Non compos mentis means mentally incompetent, insane, not in one’s right mind. The term is often used when mounting an insanity defense that will determine whether a defendant is found not guilty due to insanity in a criminal trial, in a hearing that will determine whether the defendant is competent to stand trial at all, or in an insanity hearing that will determine whether someone mentally ill will be committed to a psychiatric hospital, either a private or state hospital. Non compos mentis is primarily a legal term, but it may also be found in literature. The phrase non compos mentis is Latin and translates as “of unsound mind.” The phrase non compos mentis legally describes someone who has been driven insane by accident, medical issues, or circumstances; it does not describe someone mentally incompetent since birth. The phrase non compos mentis has been used in English at least since the 1600s.


As the host began explaining to the audience that ‘Thomas Bethune’ was an idiot, a blind, almost savage creature, one that had been officially determined non compos mentis by a medical doctor. (Knox Pages)

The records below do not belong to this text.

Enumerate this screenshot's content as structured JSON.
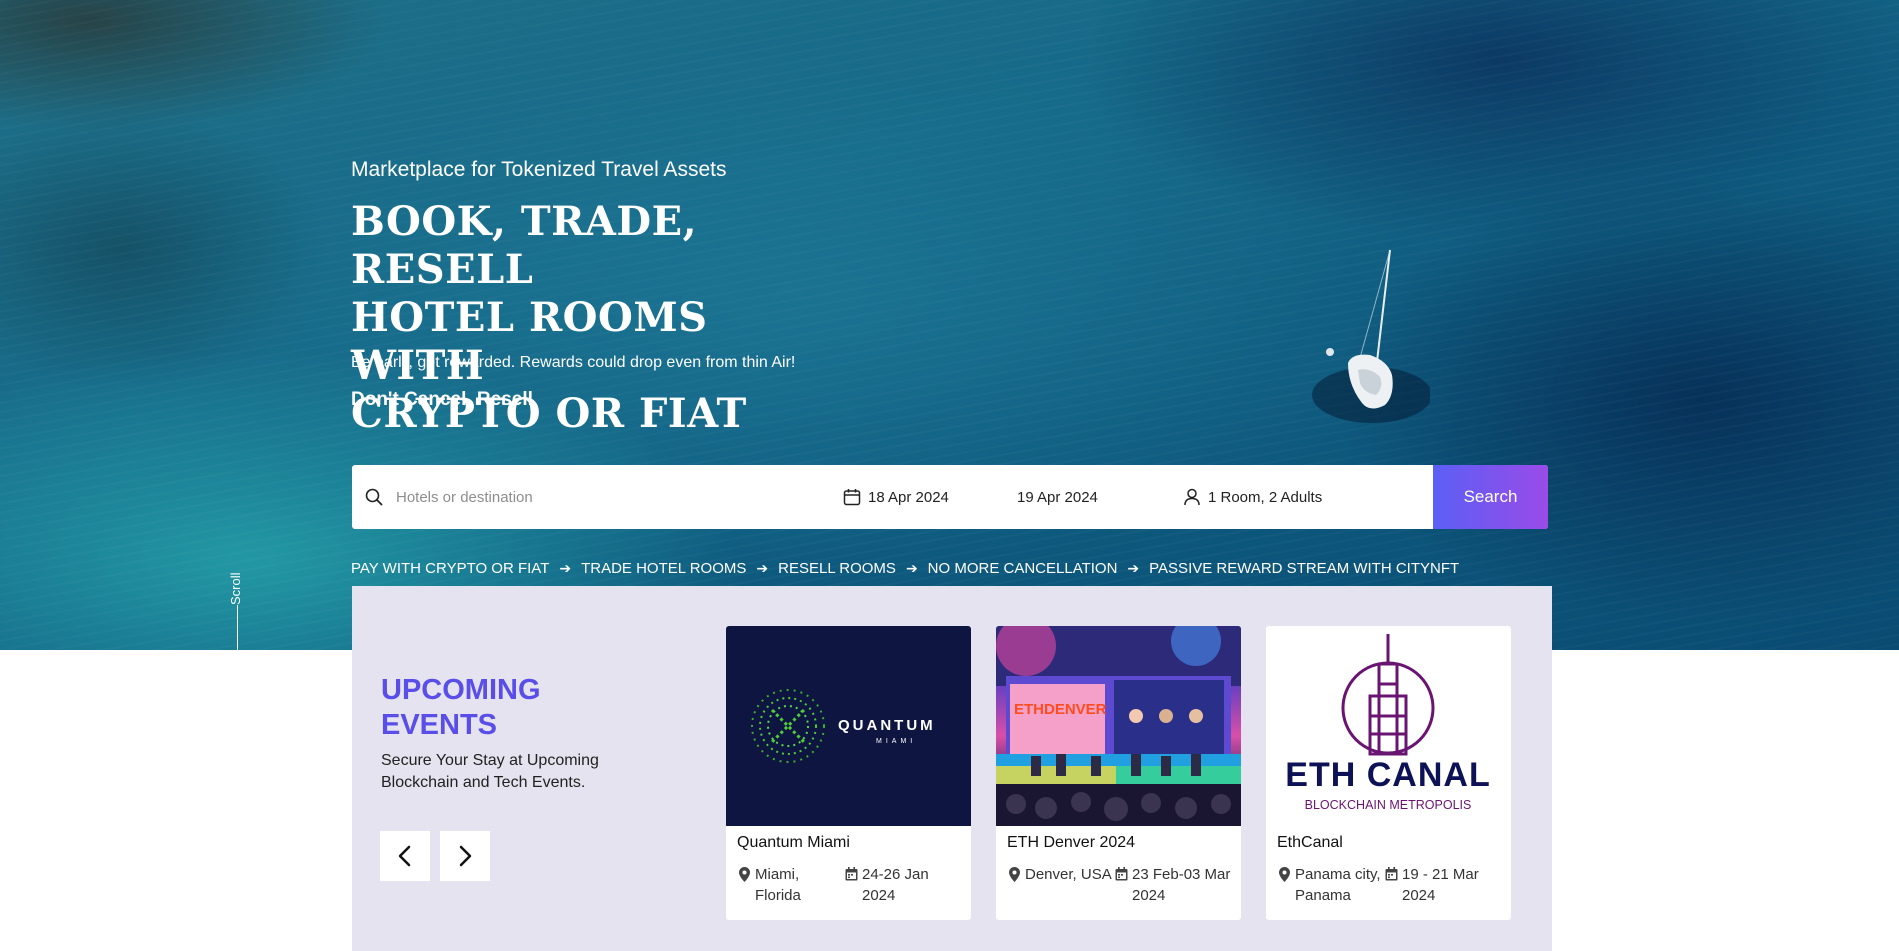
{
  "hero": {
    "subtitle": "Marketplace for Tokenized Travel Assets",
    "headline_line1": "BOOK, TRADE, RESELL",
    "headline_line2": "HOTEL ROOMS WITH",
    "headline_line3": "CRYPTO OR FIAT",
    "tagline": "Be early, get rewarded. Rewards could drop even from thin Air!",
    "resell": "Don't Cancel, Resell"
  },
  "search": {
    "destination_placeholder": "Hotels or destination",
    "checkin": "18 Apr 2024",
    "checkout": "19 Apr 2024",
    "guests": "1 Room, 2 Adults",
    "button": "Search"
  },
  "features": [
    "PAY WITH CRYPTO OR FIAT",
    "TRADE HOTEL ROOMS",
    "RESELL ROOMS",
    "NO MORE CANCELLATION",
    "PASSIVE REWARD STREAM WITH CITYNFT"
  ],
  "scroll_label": "Scroll",
  "events": {
    "title_line1": "UPCOMING",
    "title_line2": "EVENTS",
    "description": "Secure Your Stay at Upcoming Blockchain and Tech Events.",
    "cards": [
      {
        "name": "Quantum Miami",
        "location": "Miami, Florida",
        "dates": "24-26 Jan 2024",
        "logo_text": "QUANTUM",
        "logo_sub": "MIAMI"
      },
      {
        "name": "ETH Denver 2024",
        "location": "Denver, USA",
        "dates": "23 Feb-03 Mar 2024",
        "logo_text": "ETHDENVER"
      },
      {
        "name": "EthCanal",
        "location": "Panama city, Panama",
        "dates": "19 - 21 Mar 2024",
        "logo_text": "ETH CANAL",
        "logo_sub": "BLOCKCHAIN METROPOLIS"
      }
    ]
  },
  "colors": {
    "accent": "#5a4ee8",
    "button_gradient_start": "#5b5ff5",
    "button_gradient_end": "#9a4be8",
    "panel_bg": "#e4e3ef"
  }
}
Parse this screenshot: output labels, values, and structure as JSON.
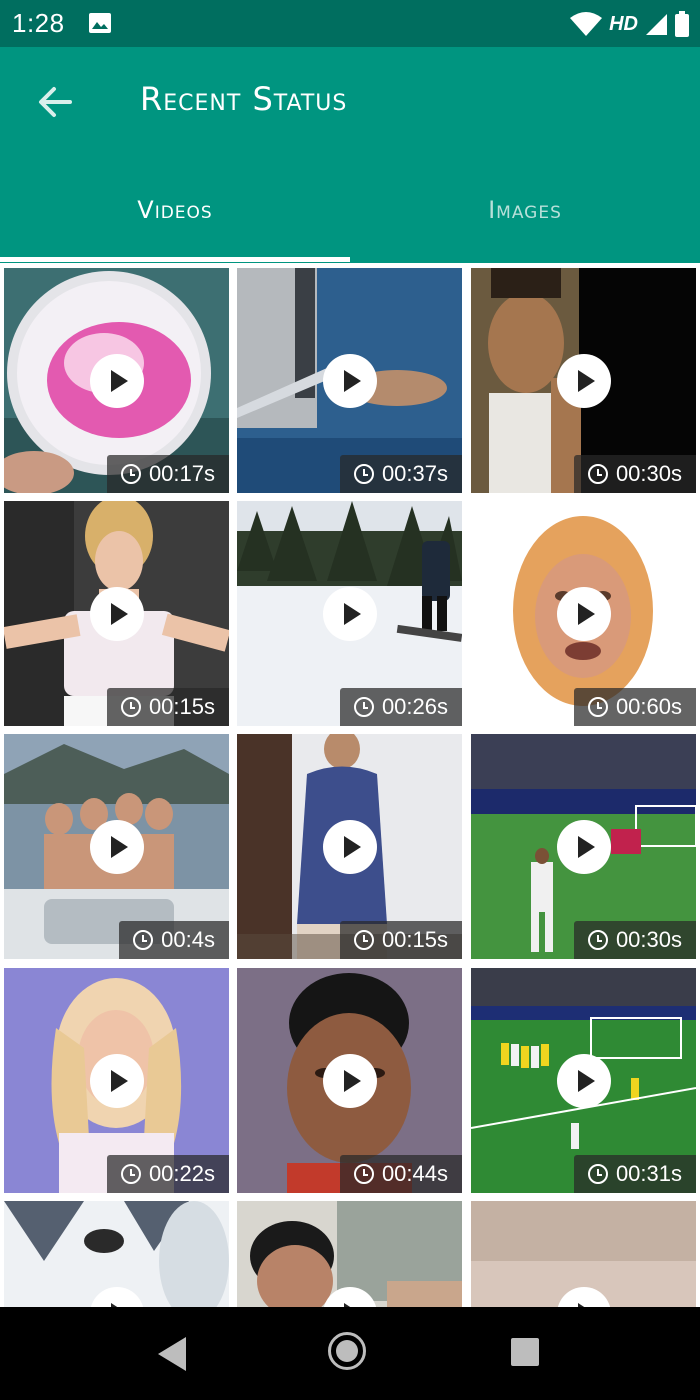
{
  "status_bar": {
    "time": "1:28",
    "network": "HD"
  },
  "header": {
    "title": "Recent Status"
  },
  "tabs": [
    {
      "label": "Videos"
    },
    {
      "label": "Images"
    }
  ],
  "videos": [
    {
      "duration": "00:17s"
    },
    {
      "duration": "00:37s"
    },
    {
      "duration": "00:30s"
    },
    {
      "duration": "00:15s"
    },
    {
      "duration": "00:26s"
    },
    {
      "duration": "00:60s"
    },
    {
      "duration": "00:4s"
    },
    {
      "duration": "00:15s"
    },
    {
      "duration": "00:30s"
    },
    {
      "duration": "00:22s"
    },
    {
      "duration": "00:44s"
    },
    {
      "duration": "00:31s"
    },
    {
      "duration": ""
    },
    {
      "duration": ""
    },
    {
      "duration": ""
    }
  ],
  "colors": {
    "status_bar": "#006e5f",
    "app_bar": "#009580",
    "tab_active": "#ffffff",
    "tab_inactive": "#b8e0d9"
  }
}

Eleven states still have laws banning “insane persons” or those who are “non compos mentis” from voting. (Dallas Morning News)

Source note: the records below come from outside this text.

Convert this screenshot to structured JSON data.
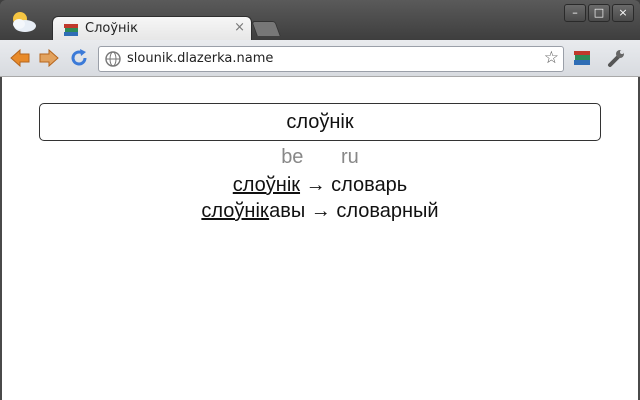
{
  "browser": {
    "tab_title": "Слоўнік",
    "tab_close": "×",
    "url": "slounik.dlazerka.name",
    "win_minimize": "–",
    "win_maximize": "□",
    "win_close": "×"
  },
  "page": {
    "search_value": "слоўнік",
    "languages": [
      "be",
      "ru"
    ],
    "results": [
      {
        "link": "слоўнік",
        "rest": " → словарь"
      },
      {
        "link": "слоўнік",
        "rest": "авы → словарный"
      }
    ]
  },
  "colors": {
    "accent_arrow": "#e88a2a",
    "reload": "#3b7ad8",
    "favicon_red": "#c0392b"
  }
}
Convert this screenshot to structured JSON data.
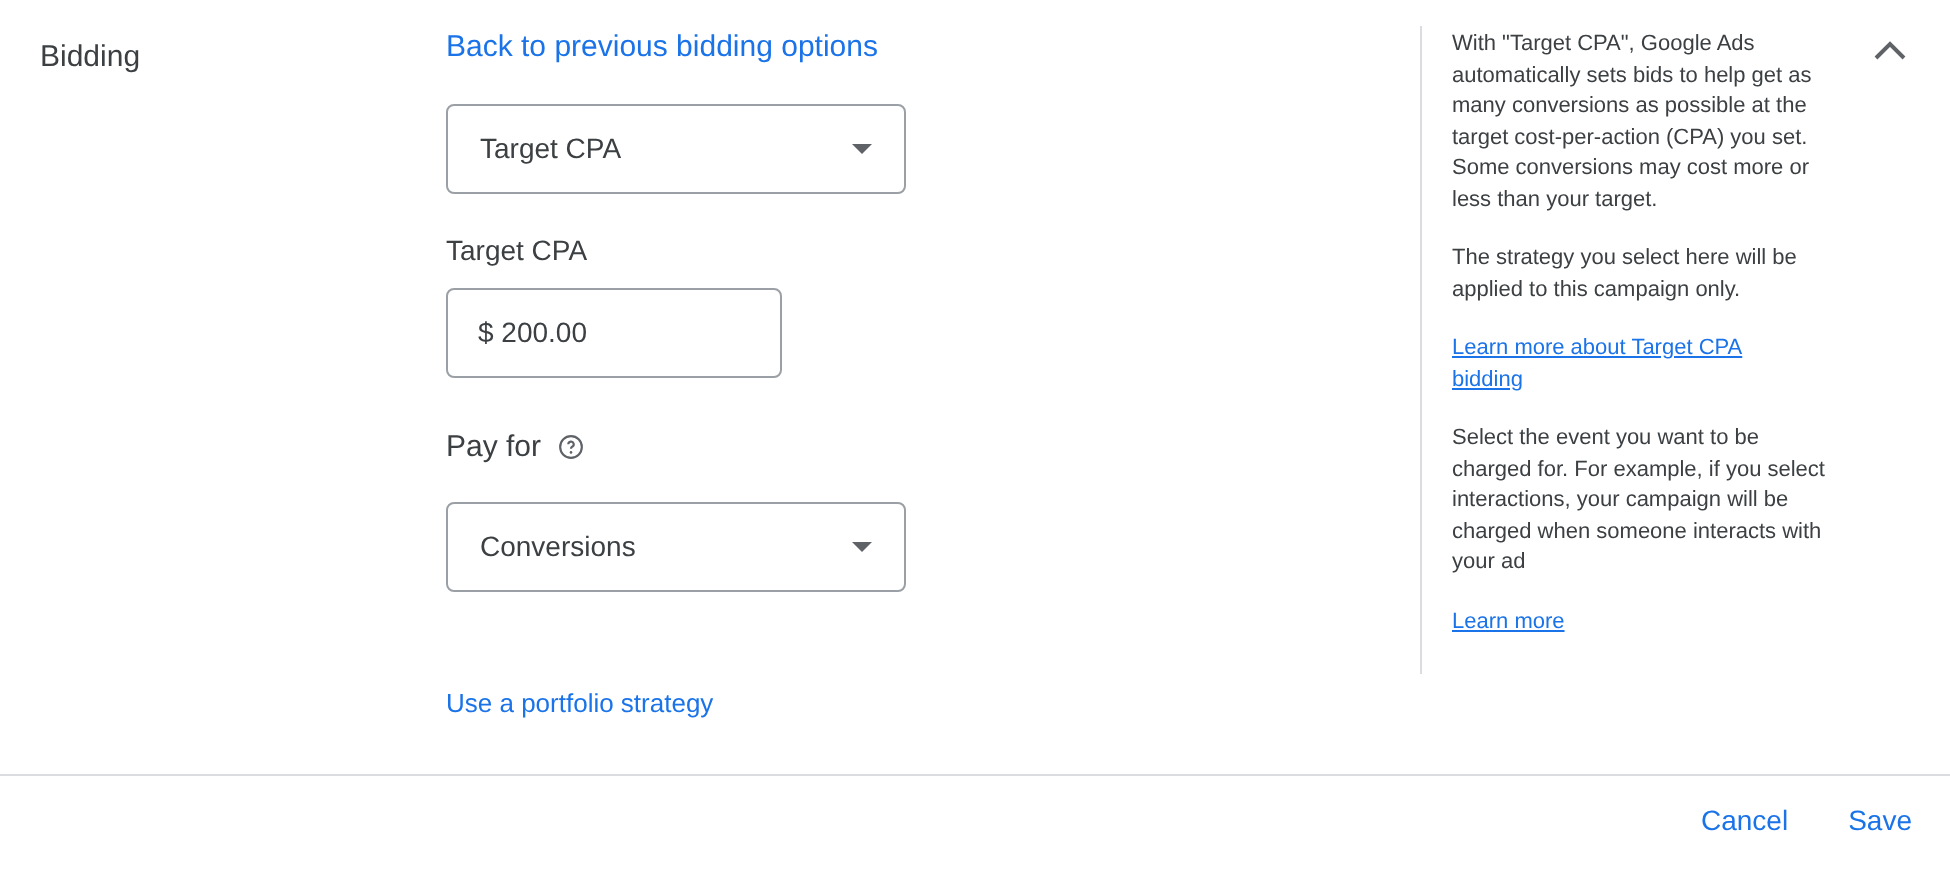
{
  "section": {
    "title": "Bidding",
    "expanded": true
  },
  "form": {
    "back_link": "Back to previous bidding options",
    "strategy_select": {
      "value": "Target CPA"
    },
    "target_cpa": {
      "label": "Target CPA",
      "value": "$ 200.00"
    },
    "pay_for": {
      "label": "Pay for",
      "select": {
        "value": "Conversions"
      }
    },
    "portfolio_link": "Use a portfolio strategy"
  },
  "help": [
    {
      "kind": "text",
      "text": "With \"Target CPA\", Google Ads automatically sets bids to help get as many conversions as possible at the target cost-per-action (CPA) you set. Some conversions may cost more or less than your target."
    },
    {
      "kind": "text",
      "text": "The strategy you select here will be applied to this campaign only."
    },
    {
      "kind": "link",
      "text": "Learn more about Target CPA bidding"
    },
    {
      "kind": "text",
      "text": "Select the event you want to be charged for. For example, if you select interactions, your campaign will be charged when someone interacts with your ad"
    },
    {
      "kind": "link",
      "text": "Learn more"
    }
  ],
  "footer": {
    "buttons": [
      "Cancel",
      "Save"
    ]
  }
}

In effect, biology has so impaired their judgment and decision-making that they might as well be considered non compos mentis — legally insane — as far as the courts are concerned. (Baltimore Sun)